The administrative complaint avers, inter alia, that Hannon was discriminated against on the basis of gender:
". . . I was discriminated against because I am a male. I was not chosen so that one female would be among the . . . successful ALJ candidates even though I was ranked first and the woman was ranker [sic] third. If OHA had not selected this one token woman at my expense, there would have been no women chosen. I was a victim of OHA's window dressing."
"Mr. Hannon feels he is being discriminated against because he is a White Male. He has heard the [unspecified] agency is out to hire women and minorities, although no one will officially admit this or say it on record. . . ."
On January 21, 1994, HHS acknowledged receipt of the administrative complaint.
On some indeterminate date, a summary administrative investigation report was prepared.
The summary report specifically notes: "Complainant's 'point score' on the register was 88.75. The [competing] female's was 88.48."
Nonetheless, the summary report states that the investigation had "adduced no evidence which would sustain Complainant's allegations".
The summary report is silent regarding the impact of OHA's Affirmative Action Plan.
A. Summary Judgment Standard
Summary judgment shall be entered if "the pleadings, depositions, answers to interrogatories, and admissions on file, together with the affidavits, if any, show that there is no genuine issue as to any material fact and that the moving party is entitled to a judgment as a matter of law." Fed.R.Civ.P. 56(c). The substantive law determines which facts are material.
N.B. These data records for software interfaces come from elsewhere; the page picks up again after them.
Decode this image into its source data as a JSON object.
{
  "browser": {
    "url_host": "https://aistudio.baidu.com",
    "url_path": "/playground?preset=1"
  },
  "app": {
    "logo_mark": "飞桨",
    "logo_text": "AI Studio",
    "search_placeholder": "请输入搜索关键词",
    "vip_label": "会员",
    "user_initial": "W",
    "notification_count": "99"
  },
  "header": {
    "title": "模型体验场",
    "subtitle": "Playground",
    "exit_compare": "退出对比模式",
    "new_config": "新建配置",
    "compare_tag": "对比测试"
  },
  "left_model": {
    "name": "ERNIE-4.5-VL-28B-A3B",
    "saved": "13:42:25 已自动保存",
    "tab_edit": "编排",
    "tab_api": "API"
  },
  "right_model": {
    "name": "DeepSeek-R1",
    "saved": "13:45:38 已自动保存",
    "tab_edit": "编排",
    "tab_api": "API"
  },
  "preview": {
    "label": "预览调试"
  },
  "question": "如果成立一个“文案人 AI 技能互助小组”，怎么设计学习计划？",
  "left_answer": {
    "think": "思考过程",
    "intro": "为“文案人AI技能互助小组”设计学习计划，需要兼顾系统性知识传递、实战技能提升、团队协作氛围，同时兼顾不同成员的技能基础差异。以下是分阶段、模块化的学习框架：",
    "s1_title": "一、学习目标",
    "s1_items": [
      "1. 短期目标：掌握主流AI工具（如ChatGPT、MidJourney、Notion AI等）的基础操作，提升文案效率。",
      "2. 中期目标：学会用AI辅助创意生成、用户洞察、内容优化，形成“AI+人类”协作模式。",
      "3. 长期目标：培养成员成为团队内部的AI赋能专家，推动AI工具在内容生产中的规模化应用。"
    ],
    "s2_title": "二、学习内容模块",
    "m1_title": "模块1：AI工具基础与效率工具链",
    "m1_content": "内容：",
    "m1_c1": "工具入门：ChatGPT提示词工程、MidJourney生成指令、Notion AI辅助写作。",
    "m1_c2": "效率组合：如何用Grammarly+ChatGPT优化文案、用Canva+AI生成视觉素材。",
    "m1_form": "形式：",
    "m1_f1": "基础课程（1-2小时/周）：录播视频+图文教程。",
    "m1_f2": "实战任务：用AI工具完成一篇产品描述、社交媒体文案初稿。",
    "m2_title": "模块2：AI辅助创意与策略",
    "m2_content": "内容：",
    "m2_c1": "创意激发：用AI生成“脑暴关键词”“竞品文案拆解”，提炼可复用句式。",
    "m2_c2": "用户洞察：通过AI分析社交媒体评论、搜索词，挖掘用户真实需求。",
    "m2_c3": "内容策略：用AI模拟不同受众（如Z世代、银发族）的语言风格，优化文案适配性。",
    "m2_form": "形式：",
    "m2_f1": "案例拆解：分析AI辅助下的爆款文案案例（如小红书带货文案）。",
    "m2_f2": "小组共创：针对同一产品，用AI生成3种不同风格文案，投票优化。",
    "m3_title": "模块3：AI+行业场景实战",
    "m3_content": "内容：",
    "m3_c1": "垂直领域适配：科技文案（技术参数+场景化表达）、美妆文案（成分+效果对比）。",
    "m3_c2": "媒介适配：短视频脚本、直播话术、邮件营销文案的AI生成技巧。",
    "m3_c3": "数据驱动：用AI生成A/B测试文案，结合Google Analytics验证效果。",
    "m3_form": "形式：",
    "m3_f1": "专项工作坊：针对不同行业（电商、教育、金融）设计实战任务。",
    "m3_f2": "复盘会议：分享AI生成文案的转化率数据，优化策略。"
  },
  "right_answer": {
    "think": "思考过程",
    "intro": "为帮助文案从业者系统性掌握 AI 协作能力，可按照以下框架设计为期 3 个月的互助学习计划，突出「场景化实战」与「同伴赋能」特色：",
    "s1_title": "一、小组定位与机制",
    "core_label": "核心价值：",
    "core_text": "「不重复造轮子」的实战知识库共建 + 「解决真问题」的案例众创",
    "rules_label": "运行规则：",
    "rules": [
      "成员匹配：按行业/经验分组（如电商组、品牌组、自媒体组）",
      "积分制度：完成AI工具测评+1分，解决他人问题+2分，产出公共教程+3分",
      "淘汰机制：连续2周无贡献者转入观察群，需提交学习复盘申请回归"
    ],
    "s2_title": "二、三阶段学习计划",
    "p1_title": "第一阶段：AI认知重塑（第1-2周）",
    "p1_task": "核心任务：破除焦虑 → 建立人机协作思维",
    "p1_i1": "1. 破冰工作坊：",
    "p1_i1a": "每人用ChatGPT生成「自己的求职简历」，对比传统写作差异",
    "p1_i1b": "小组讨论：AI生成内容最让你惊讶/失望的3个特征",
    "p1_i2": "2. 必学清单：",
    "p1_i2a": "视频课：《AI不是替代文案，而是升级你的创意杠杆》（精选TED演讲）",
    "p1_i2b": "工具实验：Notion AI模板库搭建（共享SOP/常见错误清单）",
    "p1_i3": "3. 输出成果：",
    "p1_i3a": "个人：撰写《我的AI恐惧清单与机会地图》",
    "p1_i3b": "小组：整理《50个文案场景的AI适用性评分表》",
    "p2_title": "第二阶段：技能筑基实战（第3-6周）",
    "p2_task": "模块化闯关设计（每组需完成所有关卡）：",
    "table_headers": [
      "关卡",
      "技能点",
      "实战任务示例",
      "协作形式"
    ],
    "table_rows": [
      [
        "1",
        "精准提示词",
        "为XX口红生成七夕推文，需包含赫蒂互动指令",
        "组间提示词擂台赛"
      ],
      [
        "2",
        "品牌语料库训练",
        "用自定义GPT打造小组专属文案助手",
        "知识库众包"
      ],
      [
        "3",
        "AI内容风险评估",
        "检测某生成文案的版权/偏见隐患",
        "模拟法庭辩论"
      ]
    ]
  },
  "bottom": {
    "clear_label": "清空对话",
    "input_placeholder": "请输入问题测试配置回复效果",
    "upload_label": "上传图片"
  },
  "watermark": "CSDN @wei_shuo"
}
Anderson v. Liberty Lobby, Inc., 477 U.S. 242, 106 S. Ct. 2505, 2510 91 L. Ed. 2d 202 (1986). "Only disputes over facts that might affect the outcome of the suit under the governing law will properly preclude the entry of summary judgment." Id.
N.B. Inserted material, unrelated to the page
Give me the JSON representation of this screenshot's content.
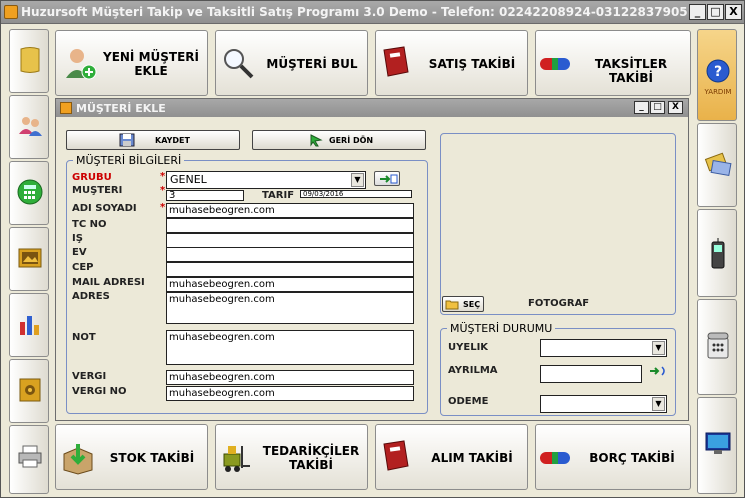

The test used to determine whether the summary judgment motion should be granted mirrors the standard for a directed verdict: "the trial judge must direct a verdict, if under the governing law, there can be but one reasonable conclusion as to the verdict." Id. at 2511. Thus, "where the record taken as a whole could not lead a rational trier of fact to find for the non-moving party, there is no 'genuine issue for trial' under Rule 56(c)." Matsushita Elec. Indus. Co. v. Zenith Radio, 475 U.S. 574, 587, 106 S. Ct. 1348, 1356, 89 L. Ed. 2d 538 (1986). However, "credibility determinations, the weighing of the evidence, and the drawing of legitimate inferences from the facts, are jury functions, not those of a judge [when] he is ruling on a motion for summary judgment." Anderson, supra, 106 S. Ct. at 2513.
"Rule 56(c) mandates the entry of summary judgment . . . against a party who fails to make a showing sufficient to establish the existence of an element essential to that party's case, and on which that party will bear the burden of proof at trial." Celotex Corp. v. Catrett, 477 U.S. 317, 106 S. Ct. 2548, 2552, 91 L. Ed. 2d 265 (1986) (emphasis added). Here, the adverse parties have brought directly competing motions for summary judgment, but they do not stand on identical footing. Hannon will bear ...